Michael Fulmer is a solid reliever, but he’s not tangibly different from the reliever we’ve seen the past couple years. We can expect him to be a solid option in the mid-to-low 3s ERA and low 20% K-rate, but that’s not the type of stuff that demands to keep the ninth inning. I don’t have any reason to expect an implosion that would leave the bullpen wide open for Alzolay to take, so that’s why I say it seems to me like a bit of a longshot for him to get saves, but the results on his last 20 innings of relief indicate a potentially elite middle inning guy who will help you a lot in ratios with potentially the occasional vultured win.
Here are a few extra names that I don’t have enough thoughts to write on, but could still fit the bill here.
Aroldis Chapman – Scott Barlow is very likely to either be traded or lose his job this year and Chapman, at least in the early going, looks like his old self. The main competitor going into the year was Dylan Coleman, who has completely imploded, and I wonder if we’ll learn that he was pitching through an injury. Command for Chapman has been something that can come and go very quickly leading to extreme fluctuations in performance, but this could work.
Jeremiah Estrada– He has excellent stuff, but has the same difficult path to saves as Alzolay. I’m not sure if this is the year for him and I don’t have enough data on him to be completely sold on him being so good as to break through all these veterans in his way.
Mason Miller – This A’s prospect has absolutely electric stuff (sits 100 mph and struck out eight of thirteen batters faced in his first AA start this year). If the A’s move him to the pen, he has a fast track to the bigs and a wide-open ninth inning to play with.
You mention that Barlow (who has 1 more year of team control) is likely to be traded this season. Is Chapman (who is a pending free agent) not at least equally likely to be traded?
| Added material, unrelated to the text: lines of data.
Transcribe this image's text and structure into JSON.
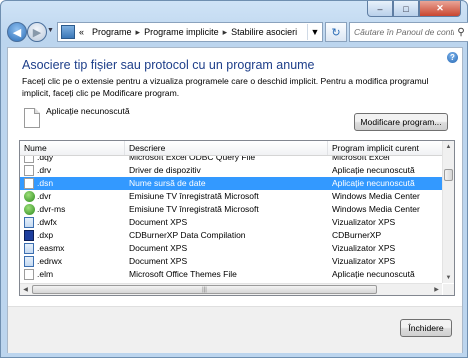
{
  "window": {
    "controls": {
      "minimize": "–",
      "maximize": "□",
      "close": "✕"
    }
  },
  "nav": {
    "address": {
      "overflow": "«",
      "crumbs": [
        "Programe",
        "Programe implicite",
        "Stabilire asocieri"
      ]
    },
    "search_placeholder": "Căutare în Panoul de control"
  },
  "content": {
    "heading": "Asociere tip fișier sau protocol cu un program anume",
    "description": "Faceți clic pe o extensie pentru a vizualiza programele care o deschid implicit. Pentru a modifica programul implicit, faceți clic pe Modificare program.",
    "current_program": "Aplicație necunoscută",
    "change_button": "Modificare program...",
    "close_button": "Închidere"
  },
  "table": {
    "columns": [
      "Nume",
      "Descriere",
      "Program implicit curent"
    ],
    "rows": [
      {
        "icon": "doc",
        "name": ".dqy",
        "desc": "Microsoft Excel ODBC Query File",
        "prog": "Microsoft Excel"
      },
      {
        "icon": "doc",
        "name": ".drv",
        "desc": "Driver de dispozitiv",
        "prog": "Aplicație necunoscută"
      },
      {
        "icon": "doc",
        "name": ".dsn",
        "desc": "Nume sursă de date",
        "prog": "Aplicație necunoscută",
        "selected": true
      },
      {
        "icon": "wmc",
        "name": ".dvr",
        "desc": "Emisiune TV înregistrată Microsoft",
        "prog": "Windows Media Center"
      },
      {
        "icon": "wmc",
        "name": ".dvr-ms",
        "desc": "Emisiune TV înregistrată Microsoft",
        "prog": "Windows Media Center"
      },
      {
        "icon": "xps",
        "name": ".dwfx",
        "desc": "Document XPS",
        "prog": "Vizualizator XPS"
      },
      {
        "icon": "cdb",
        "name": ".dxp",
        "desc": "CDBurnerXP Data Compilation",
        "prog": "CDBurnerXP"
      },
      {
        "icon": "xps",
        "name": ".easmx",
        "desc": "Document XPS",
        "prog": "Vizualizator XPS"
      },
      {
        "icon": "xps",
        "name": ".edrwx",
        "desc": "Document XPS",
        "prog": "Vizualizator XPS"
      },
      {
        "icon": "doc",
        "name": ".elm",
        "desc": "Microsoft Office Themes File",
        "prog": "Aplicație necunoscută"
      }
    ]
  },
  "icons": {
    "back": "back-arrow-icon",
    "forward": "forward-arrow-icon",
    "refresh": "refresh-icon",
    "search": "search-icon",
    "help": "help-icon"
  }
}
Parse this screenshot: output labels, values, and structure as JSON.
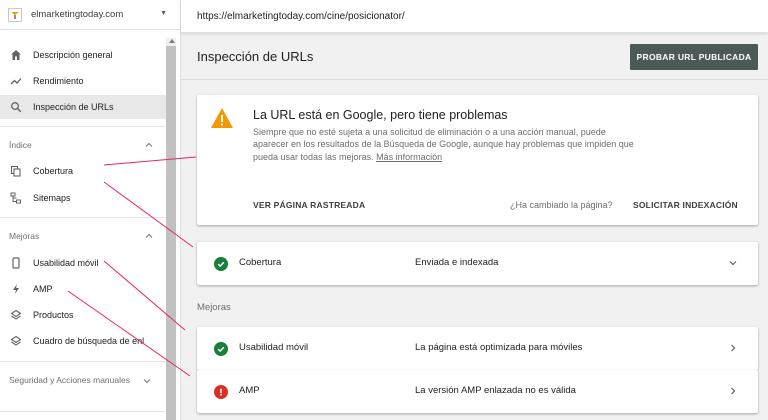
{
  "sidebar": {
    "property_name": "elmarketingtoday.com",
    "main_items": [
      {
        "label": "Descripción general",
        "icon": "home-icon"
      },
      {
        "label": "Rendimiento",
        "icon": "trend-icon"
      },
      {
        "label": "Inspección de URLs",
        "icon": "search-icon",
        "active": true
      }
    ],
    "index_section": {
      "label": "Índice",
      "items": [
        {
          "label": "Cobertura",
          "icon": "copy-icon"
        },
        {
          "label": "Sitemaps",
          "icon": "sitemap-icon"
        }
      ]
    },
    "enhancements_section": {
      "label": "Mejoras",
      "items": [
        {
          "label": "Usabilidad móvil",
          "icon": "phone-icon"
        },
        {
          "label": "AMP",
          "icon": "bolt-icon"
        },
        {
          "label": "Productos",
          "icon": "layers-icon"
        },
        {
          "label": "Cuadro de búsqueda de enl",
          "icon": "layers-icon"
        }
      ]
    },
    "security_section": {
      "label": "Seguridad y Acciones manuales"
    }
  },
  "urlbar": {
    "url": "https://elmarketingtoday.com/cine/posicionator/"
  },
  "header": {
    "title": "Inspección de URLs",
    "test_button": "PROBAR URL PUBLICADA"
  },
  "status_card": {
    "title": "La URL está en Google, pero tiene problemas",
    "description": "Siempre que no esté sujeta a una solicitud de eliminación o a una acción manual, puede aparecer en los resultados de la Búsqueda de Google, aunque hay problemas que impiden que pueda usar todas las mejoras.",
    "more_link": "Más información",
    "view_crawled": "VER PÁGINA RASTREADA",
    "changed_question": "¿Ha cambiado la página?",
    "request_indexing": "SOLICITAR INDEXACIÓN"
  },
  "coverage_row": {
    "name": "Cobertura",
    "status": "Enviada e indexada"
  },
  "enhancements": {
    "label": "Mejoras",
    "rows": [
      {
        "name": "Usabilidad móvil",
        "status": "La página está optimizada para móviles",
        "state": "valid"
      },
      {
        "name": "AMP",
        "status": "La versión AMP enlazada no es válida",
        "state": "error"
      }
    ]
  },
  "colors": {
    "valid": "#188038",
    "error": "#d93025",
    "warning": "#f29900",
    "button_bg": "#4b5a56",
    "annotation_line": "#e8275c"
  }
}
How do you like Carlos Hernandez as a dark horse to take over the closer role later this year?